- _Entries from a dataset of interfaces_
=== Begin Enclosure ===

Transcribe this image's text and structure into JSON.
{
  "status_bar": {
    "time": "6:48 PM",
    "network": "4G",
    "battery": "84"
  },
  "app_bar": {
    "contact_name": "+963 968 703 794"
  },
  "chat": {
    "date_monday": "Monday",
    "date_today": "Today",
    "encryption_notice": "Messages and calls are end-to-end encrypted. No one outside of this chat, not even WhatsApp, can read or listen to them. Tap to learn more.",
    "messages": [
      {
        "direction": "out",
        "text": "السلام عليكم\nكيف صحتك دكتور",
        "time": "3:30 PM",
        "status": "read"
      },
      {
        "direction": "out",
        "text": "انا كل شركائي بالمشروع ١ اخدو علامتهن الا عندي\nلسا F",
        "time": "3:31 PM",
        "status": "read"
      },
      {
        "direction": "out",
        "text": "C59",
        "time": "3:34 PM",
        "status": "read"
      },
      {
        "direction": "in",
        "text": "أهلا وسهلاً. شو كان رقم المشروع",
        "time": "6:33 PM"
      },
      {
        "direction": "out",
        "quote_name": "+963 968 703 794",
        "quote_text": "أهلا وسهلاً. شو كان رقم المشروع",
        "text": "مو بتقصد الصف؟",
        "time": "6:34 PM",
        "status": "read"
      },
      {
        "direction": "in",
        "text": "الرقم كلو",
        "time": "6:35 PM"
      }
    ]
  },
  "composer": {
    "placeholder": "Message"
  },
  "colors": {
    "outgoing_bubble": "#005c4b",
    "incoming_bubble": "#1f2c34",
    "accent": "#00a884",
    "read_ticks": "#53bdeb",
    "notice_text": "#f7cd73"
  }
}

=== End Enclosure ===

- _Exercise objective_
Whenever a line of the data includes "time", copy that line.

- _Output for this task_
    "time": "6:48 PM",
        "time": "3:30 PM",
        "time": "3:31 PM",
        "time": "3:34 PM",
        "time": "6:33 PM"
        "time": "6:34 PM",
        "time": "6:35 PM"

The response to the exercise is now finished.